Aim of the task:
Please state the number of lines in the records below that contain the string "qkgn", and nothing further.

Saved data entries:
----------

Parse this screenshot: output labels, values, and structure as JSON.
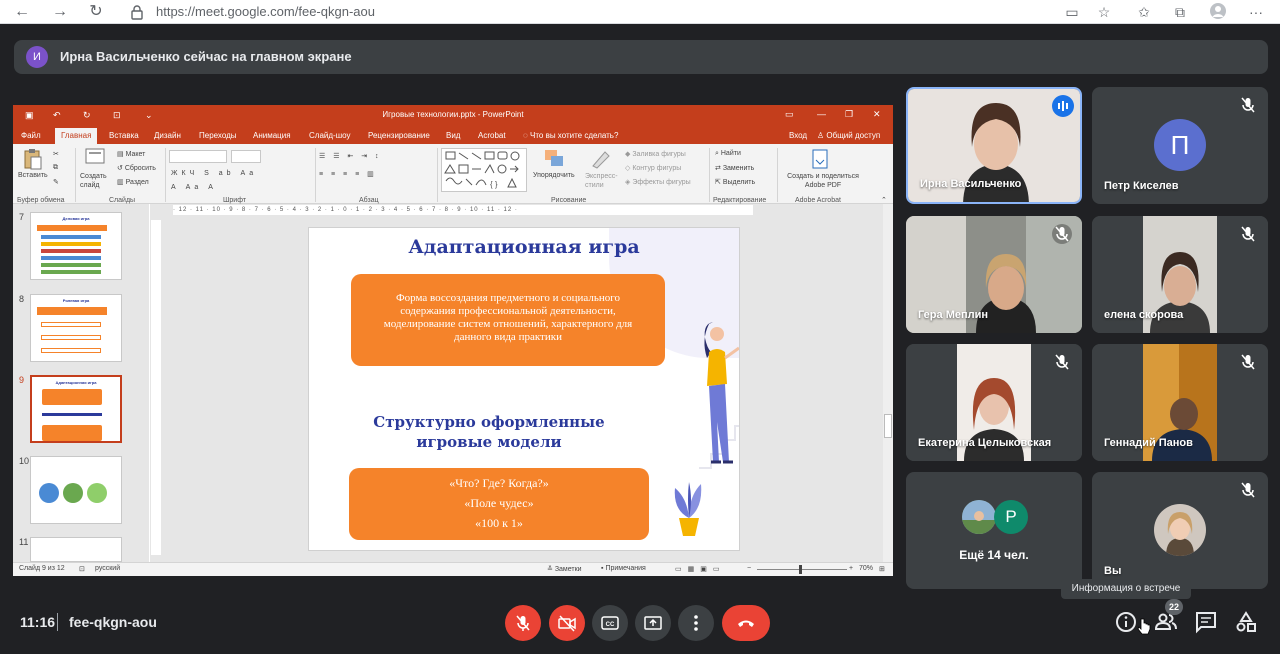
{
  "browser": {
    "url": "https://meet.google.com/fee-qkgn-aou"
  },
  "banner": {
    "avatar_letter": "И",
    "text": "Ирна Васильченко сейчас на главном экране"
  },
  "ppt": {
    "title": "Игровые технологии.pptx - PowerPoint",
    "tabs": [
      "Файл",
      "Главная",
      "Вставка",
      "Дизайн",
      "Переходы",
      "Анимация",
      "Слайд-шоу",
      "Рецензирование",
      "Вид",
      "Acrobat",
      "Что вы хотите сделать?"
    ],
    "login": "Вход",
    "share": "Общий доступ",
    "ribbon": {
      "paste": "Вставить",
      "create_slide": "Создать слайд",
      "layout": "Макет",
      "reset": "Сбросить",
      "section": "Раздел",
      "arrange": "Упорядочить",
      "quick_styles": "Экспресс-стили",
      "fill": "Заливка фигуры",
      "outline": "Контур фигуры",
      "effects": "Эффекты фигуры",
      "find": "Найти",
      "replace": "Заменить",
      "select": "Выделить",
      "create_pdf": "Создать и поделиться Adobe PDF",
      "groups": [
        "Буфер обмена",
        "Слайды",
        "Шрифт",
        "Абзац",
        "Рисование",
        "Редактирование",
        "Adobe Acrobat"
      ]
    },
    "thumbnails": [
      {
        "num": "7",
        "title": "Деловая игра"
      },
      {
        "num": "8",
        "title": "Ролевая игра"
      },
      {
        "num": "9",
        "title": "Адаптационная игра"
      },
      {
        "num": "10",
        "title": ""
      },
      {
        "num": "11",
        "title": ""
      }
    ],
    "slide": {
      "title": "Адаптационная игра",
      "box1": "Форма воссоздания предметного и социального содержания профессиональной деятельности, моделирование систем отношений, характерного для данного вида практики",
      "subtitle": "Структурно оформленные игровые модели",
      "items": [
        "«Что? Где? Когда?»",
        "«Поле чудес»",
        "«100 к 1»"
      ]
    },
    "status": {
      "slide": "Слайд 9 из 12",
      "lang": "русский",
      "notes": "Заметки",
      "comments": "Примечания",
      "zoom": "70%"
    },
    "ruler_h": "· 12 · 11 · 10 · 9 · 8 · 7 · 6 · 5 · 4 · 3 · 2 · 1 · 0 · 1 · 2 · 3 · 4 · 5 · 6 · 7 · 8 · 9 · 10 · 11 · 12 ·"
  },
  "participants": [
    {
      "name": "Ирна Васильченко",
      "speaking": true
    },
    {
      "name": "Петр Киселев",
      "letter": "П"
    },
    {
      "name": "Гера Меплин"
    },
    {
      "name": "елена скорова"
    },
    {
      "name": "Екатерина Целыковская"
    },
    {
      "name": "Геннадий Панов"
    },
    {
      "name": "Ещё 14 чел.",
      "letter": "Р"
    },
    {
      "name": "Вы"
    }
  ],
  "bottom": {
    "time": "11:16",
    "code": "fee-qkgn-aou",
    "tooltip": "Информация о встрече",
    "people_count": "22"
  },
  "colors": {
    "accent_red": "#ea4335",
    "ppt_red": "#c43e1c",
    "slide_orange": "#f5832a",
    "slide_blue": "#2b3a9b"
  }
}
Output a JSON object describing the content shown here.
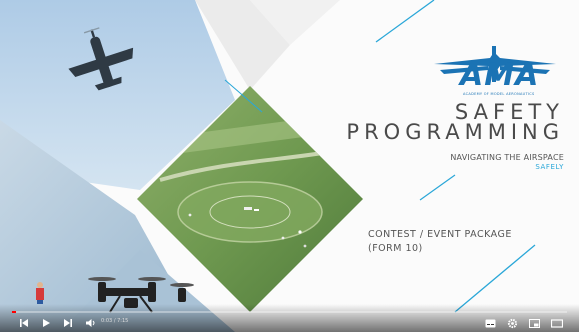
{
  "logo": {
    "text": "AMA",
    "subtext": "ACADEMY OF MODEL AERONAUTICS"
  },
  "title": {
    "line1": "SAFETY",
    "line2": "PROGRAMMING"
  },
  "subtitle": {
    "line1": "NAVIGATING THE AIRSPACE",
    "line2": "SAFELY"
  },
  "package": {
    "line1": "CONTEST / EVENT PACKAGE",
    "line2": "(FORM 10)"
  },
  "player": {
    "timecode": "0:03 / 7:15",
    "progress": 0.007,
    "icons": [
      "previous-icon",
      "play-icon",
      "next-icon",
      "volume-icon",
      "captions-icon",
      "settings-icon",
      "miniplayer-icon",
      "theater-icon"
    ]
  },
  "colors": {
    "brand_blue": "#1b73b4",
    "accent_cyan": "#2aa7d8",
    "progress_red": "#ff0000"
  }
}
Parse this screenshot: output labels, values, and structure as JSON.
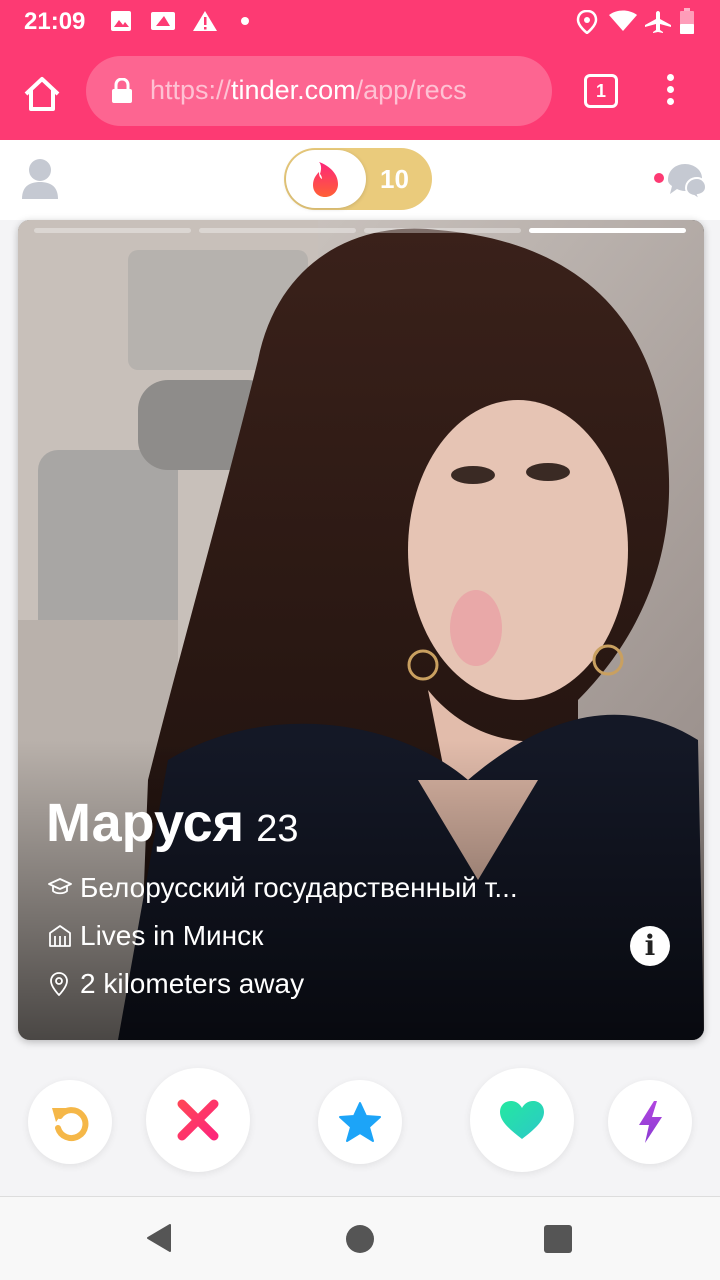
{
  "status_bar": {
    "time": "21:09",
    "icons_left": [
      "image-icon",
      "screenshot-icon",
      "warning-icon",
      "dot-icon"
    ],
    "icons_right": [
      "location-icon",
      "wifi-icon",
      "airplane-icon",
      "battery-icon"
    ]
  },
  "browser": {
    "url_prefix": "https://",
    "url_host": "tinder.com",
    "url_path": "/app/recs",
    "tab_count": "1",
    "accent": "#fd3a73"
  },
  "header": {
    "boost_count": "10"
  },
  "card": {
    "name": "Маруся",
    "age": "23",
    "school": "Белорусский государственный т...",
    "city": "Lives in Минск",
    "distance": "2 kilometers away",
    "photo_count": 4,
    "active_photo": 4
  },
  "actions": [
    "rewind",
    "nope",
    "super-like",
    "like",
    "boost"
  ],
  "colors": {
    "rewind": "#f5b748",
    "nope": "#fd5068",
    "super_like": "#1ca4f8",
    "like": "#1be4a1",
    "boost": "#a042d8",
    "boost_pill": "#eacb7c"
  }
}
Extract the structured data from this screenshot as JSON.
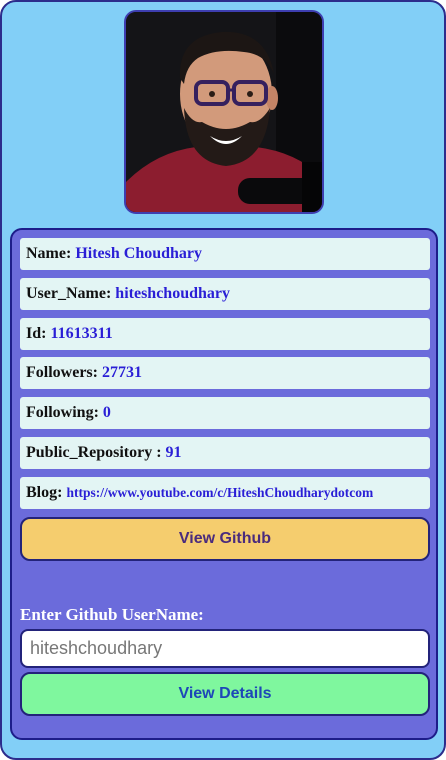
{
  "profile": {
    "avatar_alt": "Hitesh Choudhary profile photo",
    "fields": [
      {
        "label": "Name:",
        "value": "Hitesh Choudhary"
      },
      {
        "label": "User_Name:",
        "value": "hiteshchoudhary"
      },
      {
        "label": "Id:",
        "value": "11613311"
      },
      {
        "label": "Followers:",
        "value": "27731"
      },
      {
        "label": "Following:",
        "value": "0"
      },
      {
        "label": "Public_Repository :",
        "value": "91"
      },
      {
        "label": "Blog:",
        "value": "https://www.youtube.com/c/HiteshChoudharydotcom"
      }
    ],
    "view_github_label": "View Github"
  },
  "search": {
    "label": "Enter Github UserName:",
    "value": "hiteshchoudhary",
    "button_label": "View Details"
  },
  "colors": {
    "page_background": "#82cff7",
    "panel_background": "#6b6bdb",
    "row_background": "#e3f5f4",
    "value_text": "#2a1fd6",
    "github_button": "#f5cd6e",
    "details_button": "#7ff79e"
  }
}
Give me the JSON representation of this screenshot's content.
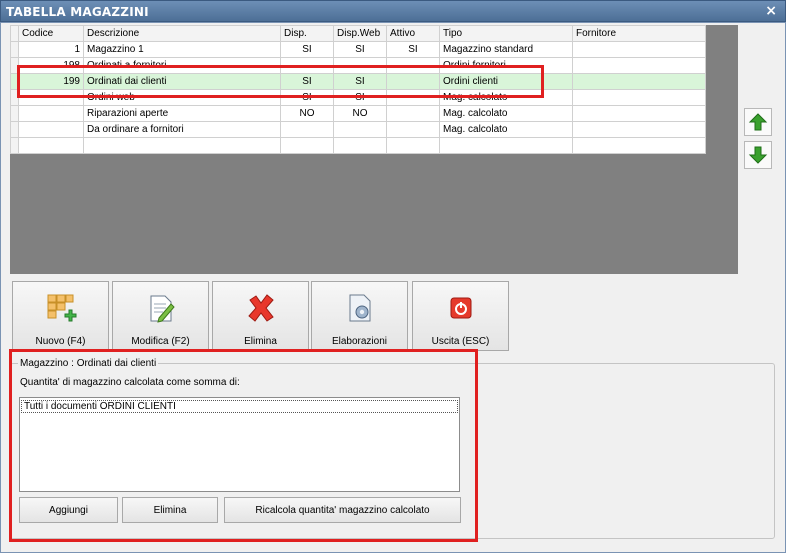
{
  "window": {
    "title": "TABELLA MAGAZZINI",
    "close_glyph": "×"
  },
  "grid": {
    "columns": [
      "Codice",
      "Descrizione",
      "Disp.",
      "Disp.Web",
      "Attivo",
      "Tipo",
      "Fornitore"
    ],
    "rows": [
      {
        "codice": "1",
        "descrizione": "Magazzino 1",
        "disp": "SI",
        "disp_web": "SI",
        "attivo": "SI",
        "tipo": "Magazzino standard",
        "fornitore": ""
      },
      {
        "codice": "198",
        "descrizione": "Ordinati a fornitori",
        "disp": "",
        "disp_web": "",
        "attivo": "",
        "tipo": "Ordini fornitori",
        "fornitore": ""
      },
      {
        "codice": "199",
        "descrizione": "Ordinati dai clienti",
        "disp": "SI",
        "disp_web": "SI",
        "attivo": "",
        "tipo": "Ordini clienti",
        "fornitore": ""
      },
      {
        "codice": "",
        "descrizione": "Ordini web",
        "disp": "SI",
        "disp_web": "SI",
        "attivo": "",
        "tipo": "Mag. calcolato",
        "fornitore": ""
      },
      {
        "codice": "",
        "descrizione": "Riparazioni aperte",
        "disp": "NO",
        "disp_web": "NO",
        "attivo": "",
        "tipo": "Mag. calcolato",
        "fornitore": ""
      },
      {
        "codice": "",
        "descrizione": "Da ordinare a fornitori",
        "disp": "",
        "disp_web": "",
        "attivo": "",
        "tipo": "Mag. calcolato",
        "fornitore": ""
      },
      {
        "codice": "",
        "descrizione": "",
        "disp": "",
        "disp_web": "",
        "attivo": "",
        "tipo": "",
        "fornitore": ""
      }
    ],
    "selected_row_index": 2,
    "selected_row_color": "#d9f5d9"
  },
  "side_buttons": {
    "up_icon": "arrow-up-icon",
    "down_icon": "arrow-down-icon",
    "color": "#3aa12e"
  },
  "toolbar": {
    "nuovo": "Nuovo (F4)",
    "modifica": "Modifica (F2)",
    "elimina": "Elimina",
    "elaborazioni": "Elaborazioni",
    "uscita": "Uscita (ESC)"
  },
  "detail": {
    "group_title": "Magazzino : Ordinati dai clienti",
    "sub_label": "Quantita' di magazzino calcolata come somma di:",
    "list_items": [
      "Tutti i documenti ORDINI CLIENTI"
    ],
    "buttons": {
      "aggiungi": "Aggiungi",
      "elimina": "Elimina",
      "ricalcola": "Ricalcola quantita' magazzino calcolato"
    }
  },
  "highlight_color": "#e02020"
}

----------

Reply to the exercise:
2